## Task statement
Could you return every line of the records below that contains the word "text"?

## Source information
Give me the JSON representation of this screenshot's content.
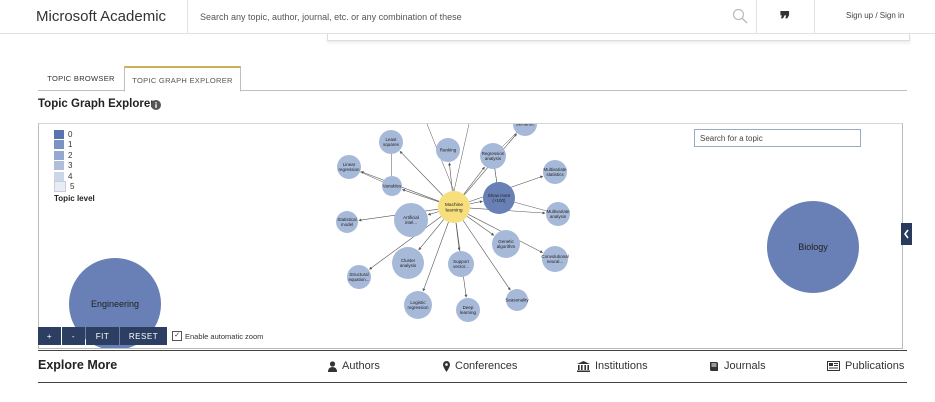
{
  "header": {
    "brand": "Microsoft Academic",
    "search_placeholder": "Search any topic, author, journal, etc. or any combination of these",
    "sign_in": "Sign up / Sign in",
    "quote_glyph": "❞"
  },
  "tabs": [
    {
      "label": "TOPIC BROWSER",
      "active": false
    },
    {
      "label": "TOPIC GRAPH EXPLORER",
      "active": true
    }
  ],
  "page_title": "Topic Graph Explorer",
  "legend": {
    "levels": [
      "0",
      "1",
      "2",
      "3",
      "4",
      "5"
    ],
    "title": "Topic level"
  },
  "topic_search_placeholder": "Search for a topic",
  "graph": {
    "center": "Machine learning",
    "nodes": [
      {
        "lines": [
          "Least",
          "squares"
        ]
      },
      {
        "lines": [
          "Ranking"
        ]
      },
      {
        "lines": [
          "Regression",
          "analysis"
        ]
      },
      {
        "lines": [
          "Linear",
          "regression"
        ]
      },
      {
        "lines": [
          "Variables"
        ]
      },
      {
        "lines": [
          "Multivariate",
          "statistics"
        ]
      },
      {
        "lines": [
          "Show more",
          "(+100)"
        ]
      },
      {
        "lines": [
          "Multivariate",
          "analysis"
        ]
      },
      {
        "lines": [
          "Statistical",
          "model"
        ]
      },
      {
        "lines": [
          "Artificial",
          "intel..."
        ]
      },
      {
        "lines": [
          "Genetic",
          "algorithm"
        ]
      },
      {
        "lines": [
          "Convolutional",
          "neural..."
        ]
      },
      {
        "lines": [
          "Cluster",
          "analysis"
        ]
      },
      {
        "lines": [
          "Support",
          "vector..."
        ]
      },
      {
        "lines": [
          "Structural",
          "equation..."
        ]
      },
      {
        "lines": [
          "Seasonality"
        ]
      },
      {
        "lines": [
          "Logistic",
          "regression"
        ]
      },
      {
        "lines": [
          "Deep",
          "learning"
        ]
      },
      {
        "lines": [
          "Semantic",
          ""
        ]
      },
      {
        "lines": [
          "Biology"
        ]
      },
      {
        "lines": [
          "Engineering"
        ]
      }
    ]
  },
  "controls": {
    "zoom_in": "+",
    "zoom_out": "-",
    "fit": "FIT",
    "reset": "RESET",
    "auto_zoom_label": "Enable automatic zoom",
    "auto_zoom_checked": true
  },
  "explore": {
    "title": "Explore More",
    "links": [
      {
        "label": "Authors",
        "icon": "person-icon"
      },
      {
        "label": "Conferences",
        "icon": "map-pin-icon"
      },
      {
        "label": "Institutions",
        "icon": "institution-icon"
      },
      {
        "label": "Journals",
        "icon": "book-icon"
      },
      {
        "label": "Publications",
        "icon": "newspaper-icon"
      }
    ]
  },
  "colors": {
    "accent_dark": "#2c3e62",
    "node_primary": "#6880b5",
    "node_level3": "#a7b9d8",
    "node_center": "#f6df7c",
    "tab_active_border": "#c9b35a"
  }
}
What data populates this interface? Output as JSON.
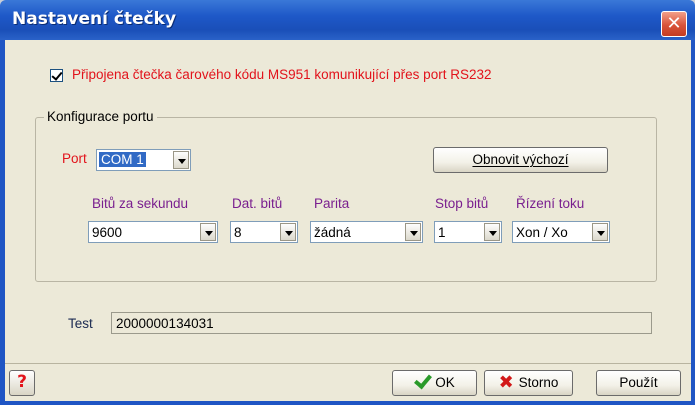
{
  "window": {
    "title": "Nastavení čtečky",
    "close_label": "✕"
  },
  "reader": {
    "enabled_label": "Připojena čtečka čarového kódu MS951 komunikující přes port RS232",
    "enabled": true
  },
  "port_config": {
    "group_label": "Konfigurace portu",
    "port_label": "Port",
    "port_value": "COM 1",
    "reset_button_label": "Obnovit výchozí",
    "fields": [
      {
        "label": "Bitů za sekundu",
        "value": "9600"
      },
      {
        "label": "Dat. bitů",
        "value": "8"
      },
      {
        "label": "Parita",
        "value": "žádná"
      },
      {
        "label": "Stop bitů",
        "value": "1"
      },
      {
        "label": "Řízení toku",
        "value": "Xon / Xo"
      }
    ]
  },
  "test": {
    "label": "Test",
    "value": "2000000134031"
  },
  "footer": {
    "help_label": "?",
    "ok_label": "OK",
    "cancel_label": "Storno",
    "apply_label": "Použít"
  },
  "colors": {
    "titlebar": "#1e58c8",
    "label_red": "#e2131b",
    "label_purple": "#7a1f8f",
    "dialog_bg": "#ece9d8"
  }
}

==

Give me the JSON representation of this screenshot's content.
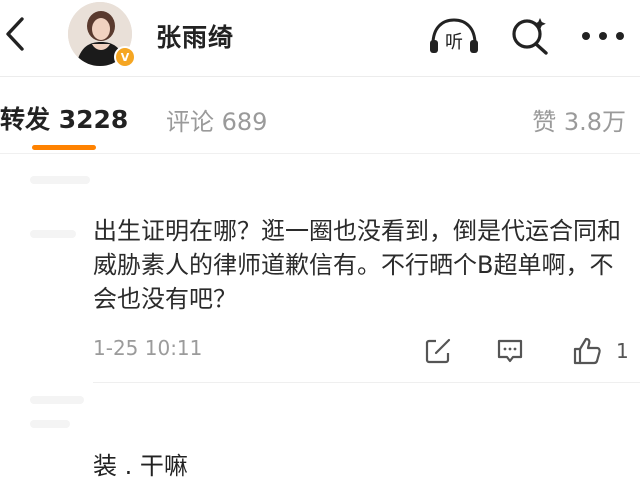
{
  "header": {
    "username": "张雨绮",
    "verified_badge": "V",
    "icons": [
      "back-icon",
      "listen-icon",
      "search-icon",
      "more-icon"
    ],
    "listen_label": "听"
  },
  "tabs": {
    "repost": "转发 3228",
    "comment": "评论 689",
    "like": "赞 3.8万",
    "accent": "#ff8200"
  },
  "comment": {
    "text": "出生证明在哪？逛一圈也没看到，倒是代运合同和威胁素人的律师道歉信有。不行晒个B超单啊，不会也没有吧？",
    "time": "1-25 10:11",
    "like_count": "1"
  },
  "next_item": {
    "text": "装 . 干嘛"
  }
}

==

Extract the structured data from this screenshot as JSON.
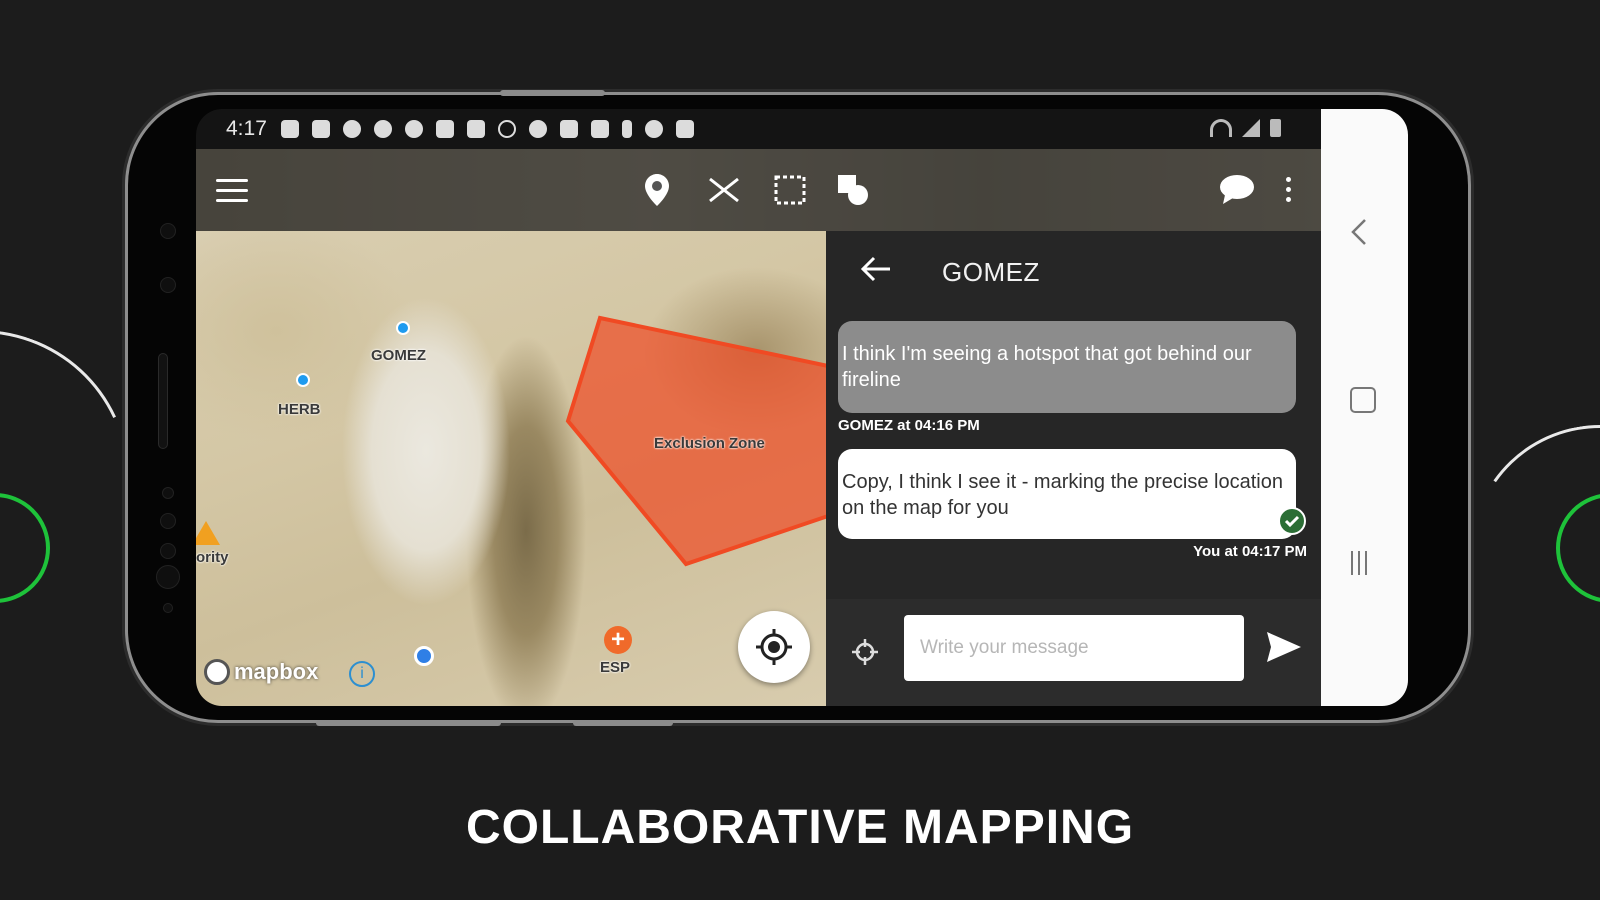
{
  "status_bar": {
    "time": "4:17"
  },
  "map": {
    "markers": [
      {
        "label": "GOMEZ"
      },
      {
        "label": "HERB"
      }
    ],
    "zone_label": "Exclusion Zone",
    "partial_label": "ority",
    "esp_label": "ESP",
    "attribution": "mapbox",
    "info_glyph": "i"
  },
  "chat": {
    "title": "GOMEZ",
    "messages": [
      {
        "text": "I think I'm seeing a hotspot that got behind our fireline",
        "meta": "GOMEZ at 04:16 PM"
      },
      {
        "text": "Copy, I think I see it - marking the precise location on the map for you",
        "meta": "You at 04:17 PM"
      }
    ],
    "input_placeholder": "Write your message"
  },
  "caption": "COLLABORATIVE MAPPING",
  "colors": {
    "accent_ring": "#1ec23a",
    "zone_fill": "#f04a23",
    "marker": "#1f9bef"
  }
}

## Answer to the problem
    "text": "出生证明在哪？逛一圈也没看到，倒是代运合同和威胁素人的律师道歉信有。不行晒个B超单啊，不会也没有吧？",
    "text": "装 . 干嘛"
        "text": "I think I'm seeing a hotspot that got behind our fireline",
        "text": "Copy, I think I see it - marking the precise location on the map for you",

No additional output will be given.